IMO’s MEPC 73 in October 2018 agreed that Administrations should encourage ships flying their flag to develop implementation plans, although this is not a mandatory requirement.
The ship implementation plan for 2020 could cover various items relevant for the specific ship, including, as appropriate, but not limited to:
- risk assessment and mitigation plan (impact of new fuels);
- fuel oil system modifications and tank cleaning (if needed);
- fuel oil capacity and segregation capability;
- procurement of compliant fuel;
- fuel oil changeover plan (conventional residual fuel oils to 0.50% sulphur compliant fuel oil); and
- documentation and reporting.
Why tank cleaning
Due to lower cost, most ships will have been using so far high viscosity high sulphur fuel oil (HSFO) based primarily on residual fuel oils. Such fuels tend to adhere to the inside of fuel tanks forming layers of semi-solid substances containing sediments and asphaltenic sludge.
As such, the ship operator may choose to clean the fuel oil tanks of these residues before loading compliant fuel prior to 1st January 2020, as this fuel is also expected to have a high content of distillate components.
If such fuels are loaded into HSFO fuel tanks that have not been cleaned, there is a possibility that they could dissolve and dislodge sediments and asphaltenic sludge in storage tanks, settling tanks and pipelines, potentially leading to purifier and filter operational issues and in extreme cases fuel starvation resulting in loss of power,
Tank cleaning methods
Should the ship operator determine it is appropriate to clean the ship's fuel oil tanks and system, the following considerations may need to be taken into account:
-Manual tank cleaning during dry docking
- Time required varies; it can be done in 2 to 4 days per tank. In addition to cleaning tanks, all of the pipework in the fuel oil service system needs to be flushed through. Overall, it may take 1 to 2 weeks.
- A ship that has had all its fuel oil tanks and fuel system cleaned can start loading compliant fuels and expect to be fully compliant right away.
- However, if only the tanks have been cleaned in dry dock, it could take 2 to 5 days to flush through the pipework in the fuel oil service system to ensure full compliance with the 2020 sulphur cap.

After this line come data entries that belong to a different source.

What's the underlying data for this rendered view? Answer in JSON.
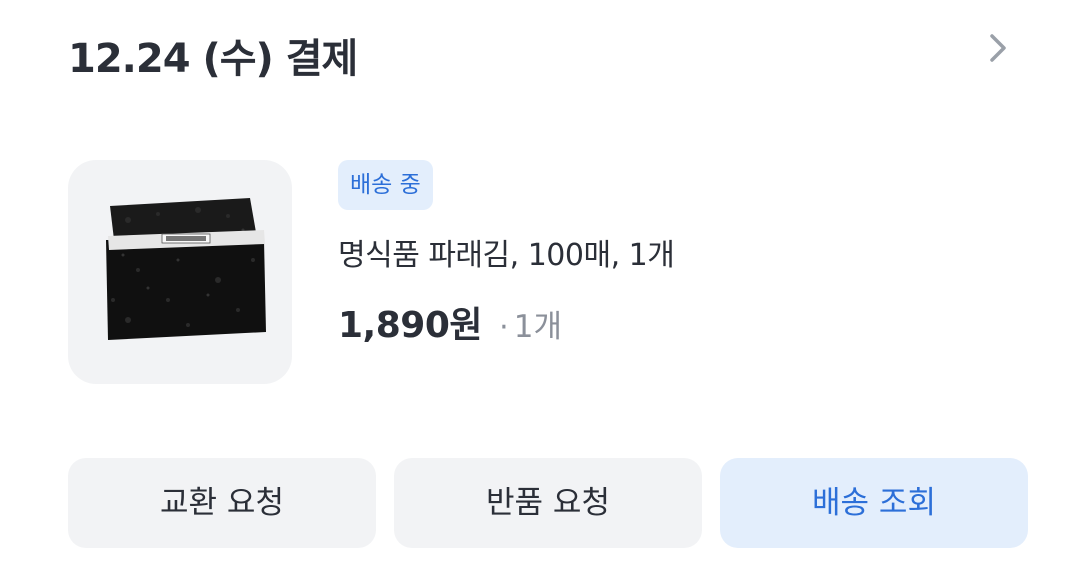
{
  "order": {
    "date_label": "12.24 (수) 결제",
    "chevron_icon": "chevron-right-icon"
  },
  "product": {
    "status_badge": "배송 중",
    "name": "명식품 파래김, 100매, 1개",
    "price": "1,890원",
    "quantity_separator": "·",
    "quantity": "1개",
    "thumbnail_icon": "seaweed-laver-product-image"
  },
  "actions": {
    "exchange_label": "교환 요청",
    "return_label": "반품 요청",
    "track_label": "배송 조회"
  },
  "colors": {
    "text": "#2b2f38",
    "muted": "#8b909a",
    "accent": "#2c6fd8",
    "accent_bg": "#e3eefc",
    "neutral_bg": "#f2f3f5"
  }
}
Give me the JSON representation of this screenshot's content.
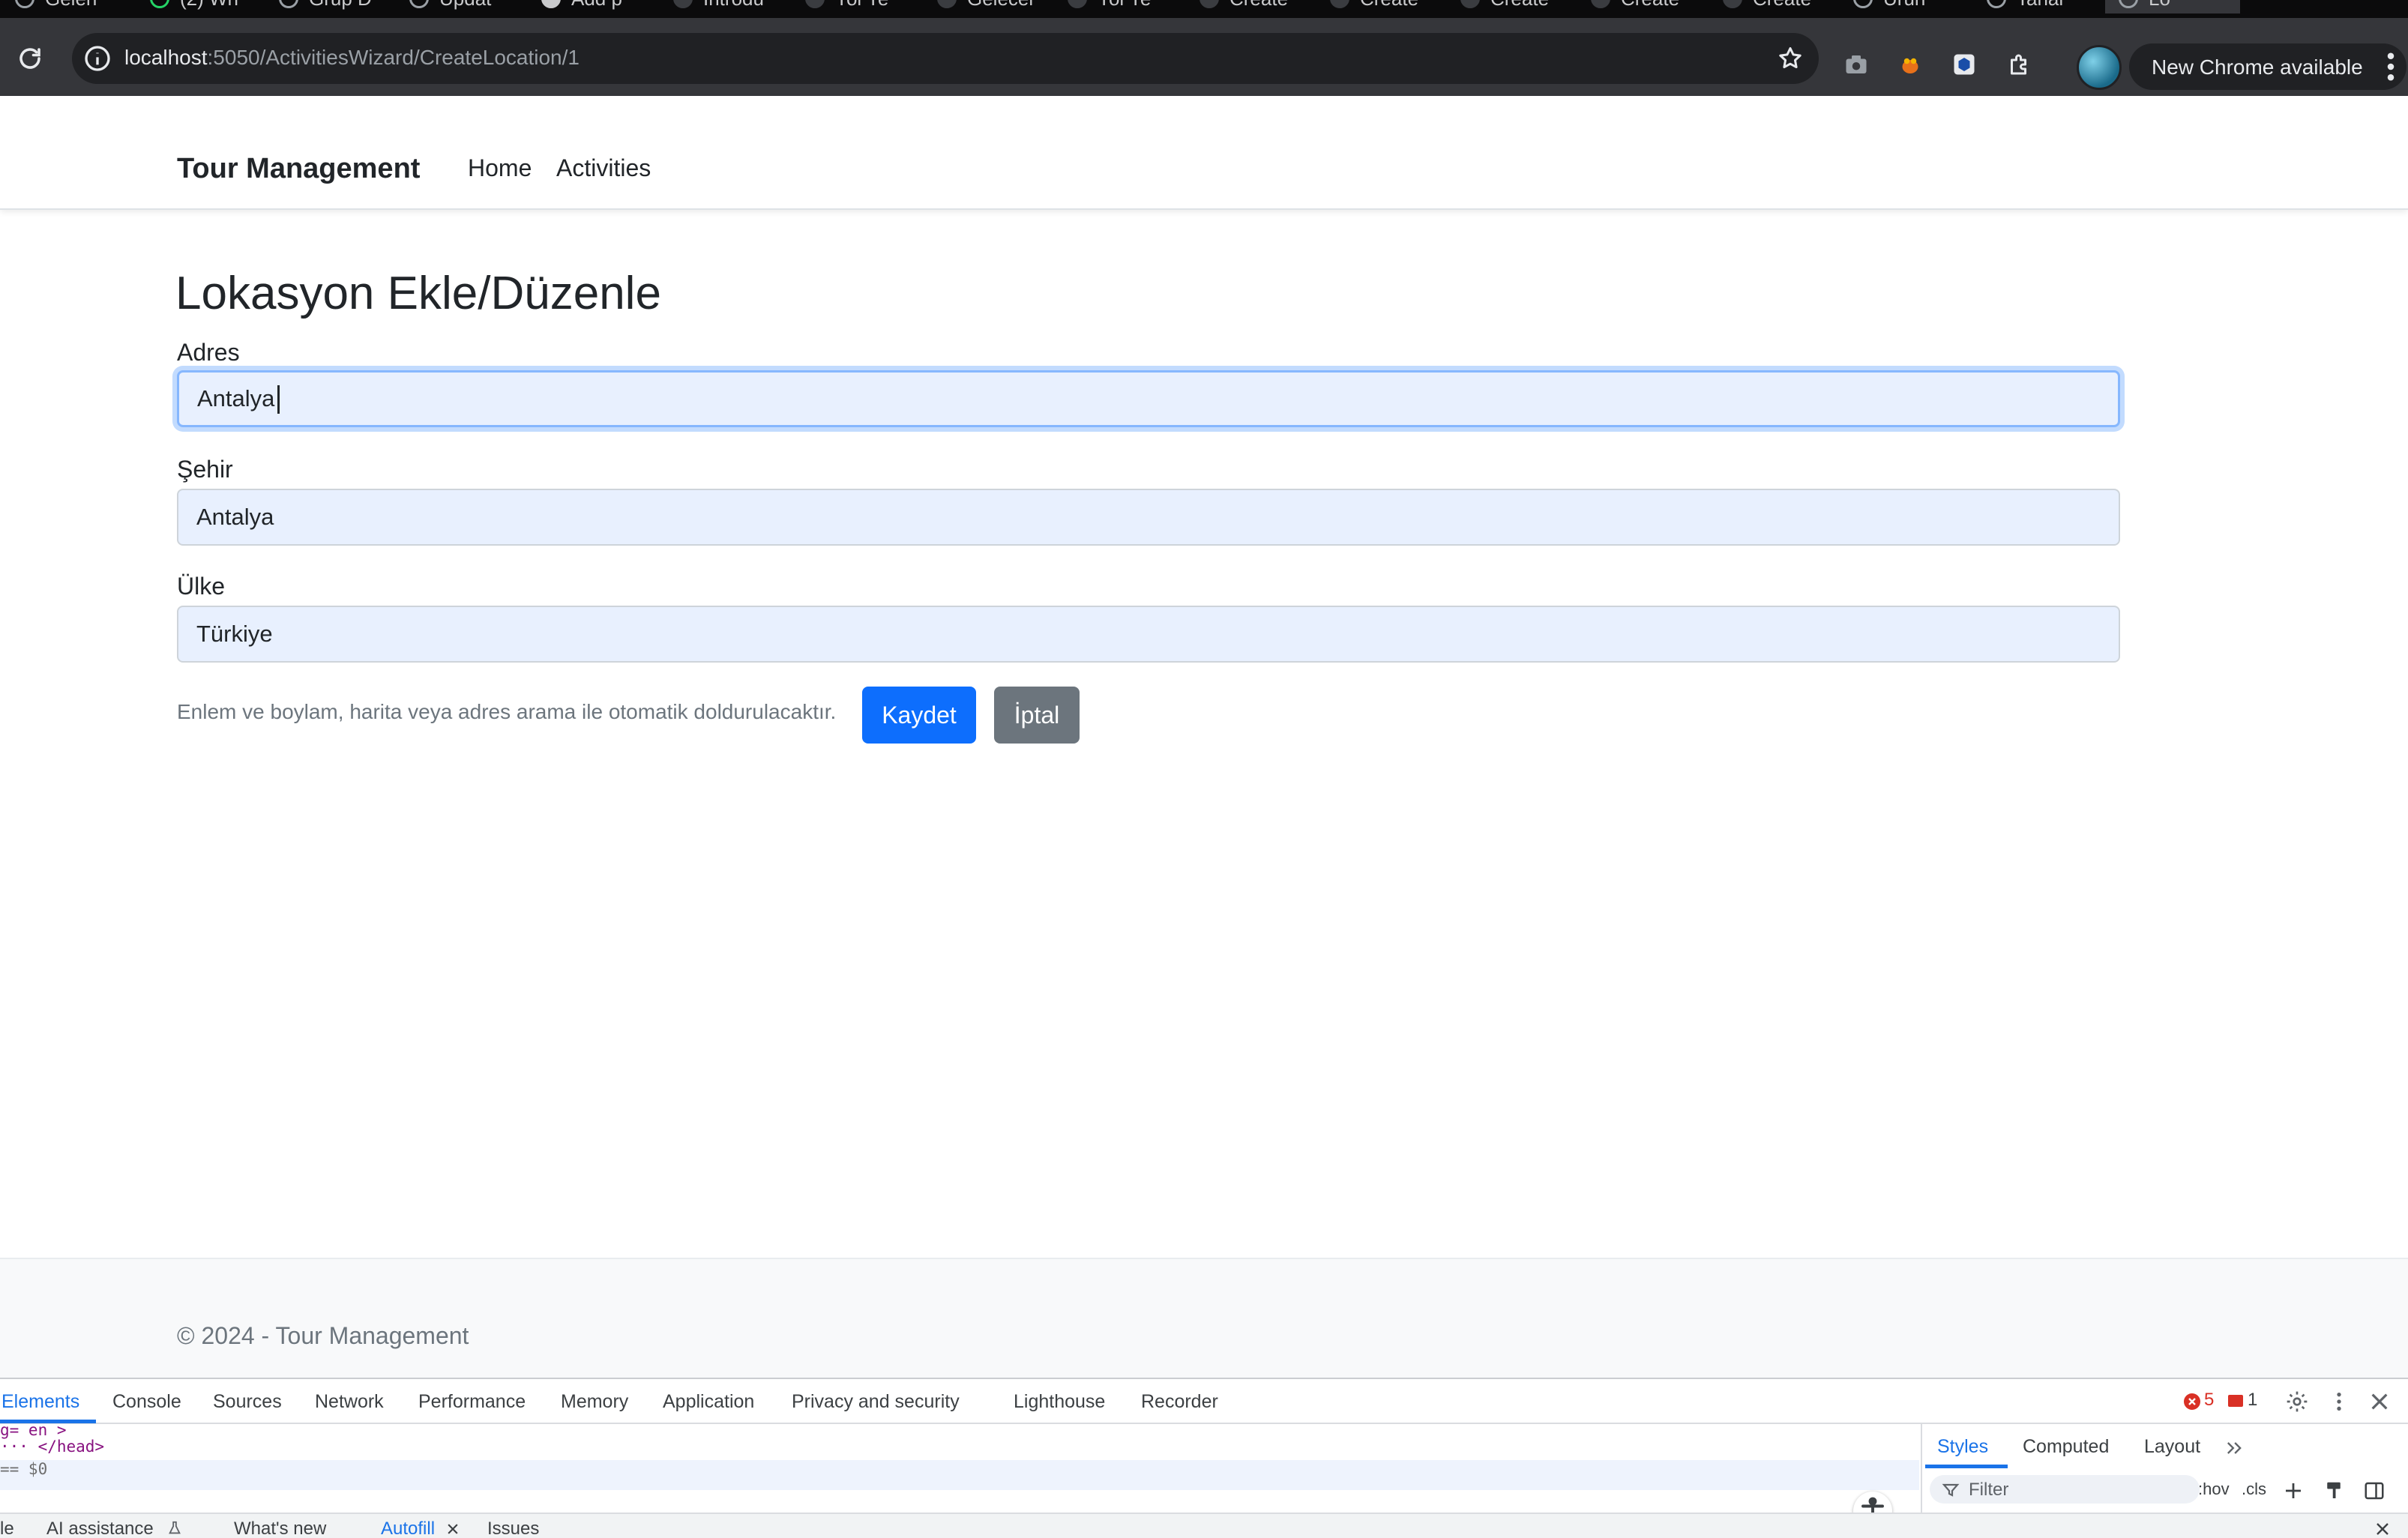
{
  "browser": {
    "tabs": [
      "Gelen",
      "(2) Wh",
      "Grup D",
      "Updat",
      "Add p",
      "Introdu",
      "Yol Ye",
      "Gelecel",
      "Yol Ye",
      "Create",
      "Create",
      "Create",
      "Create",
      "Create",
      "Ürün",
      "Tahar",
      "Lo"
    ],
    "address": {
      "host": "localhost",
      "port_path": ":5050/ActivitiesWizard/CreateLocation/1"
    },
    "update_label": "New Chrome available"
  },
  "nav": {
    "brand": "Tour Management",
    "links": [
      "Home",
      "Activities"
    ]
  },
  "form": {
    "title": "Lokasyon Ekle/Düzenle",
    "fields": [
      {
        "label": "Adres",
        "value": "Antalya"
      },
      {
        "label": "Şehir",
        "value": "Antalya"
      },
      {
        "label": "Ülke",
        "value": "Türkiye"
      }
    ],
    "hint": "Enlem ve boylam, harita veya adres arama ile otomatik doldurulacaktır.",
    "save_label": "Kaydet",
    "cancel_label": "İptal"
  },
  "footer": {
    "text": "© 2024 - Tour Management"
  },
  "devtools": {
    "tabs": [
      "Elements",
      "Console",
      "Sources",
      "Network",
      "Performance",
      "Memory",
      "Application",
      "Privacy and security",
      "Lighthouse",
      "Recorder"
    ],
    "error_count": "5",
    "warning_count": "1",
    "dom_lines": [
      "g= en >",
      "··· </head>",
      "== $0"
    ],
    "styles_tabs": [
      "Styles",
      "Computed",
      "Layout"
    ],
    "filter_placeholder": "Filter",
    "hov_label": ":hov",
    "cls_label": ".cls",
    "drawer_tabs": [
      "le",
      "AI assistance",
      "What's new",
      "Autofill",
      "Issues"
    ]
  }
}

-Manual tank cleaning during service
- If tanks are to be cleaned manually during service, risk assessment and safety measures are vital, as per IMO resolution A.1050(27) on Revised recommendations for entering enclosed spaces aboard ships.
- Time required will vary depending on tank size and the number of tanks, how long it has been since the last tank cleaning and the number of crew available to perform safe and complete tank cleaning operations.
- Tank cleaning can be performed by the ship's crew and/or by employing a riding crew for this purpose.
It is always good practice to inspect the tank once cleaned to check its condition and to inspect heating coils, conduct pressure tests and undertake repairs as necessary.
- If the cleaning is done by the ship's existing crew, it would likely take a minimum of 4 days per tank. For an average tank, a week should be allowed. If employing a riding crew to clean the tanks, if working in shifts, it would likely take a minimum of 2 days to clean a tank, but 4 days per tank should be allowed.
- Tanks need to be empty before they can be cleaned, hence the time needed to drain tanks needs to be taken into account when estimating the overall time required.
- In addition to cleaning tanks, all of the pipework in the fuel oil service system needs to be flushed. Flushing the remaining pipework and fuel oil service system after all tanks have been cleaned could take another 1 to 2 days.
- The residues from tank cleaning should be retained onboard until they can be disposed of correctly or disposed to shore reception facilities.
-Cleaning tanks in service with specialized additives
- As an alternative to manual cleaning, consideration can be given to gradually cleaning the sediments and asphaltenic sludge from HSFO tanks and fuel systems by dosing additives.
There are successful examples of this approach for ships that needed to reallocate HSFO tanks to fuels complying with the 0.10% sulphur limit that took effect in ECAs in 2015.
For further information, refer to the following IMO circular: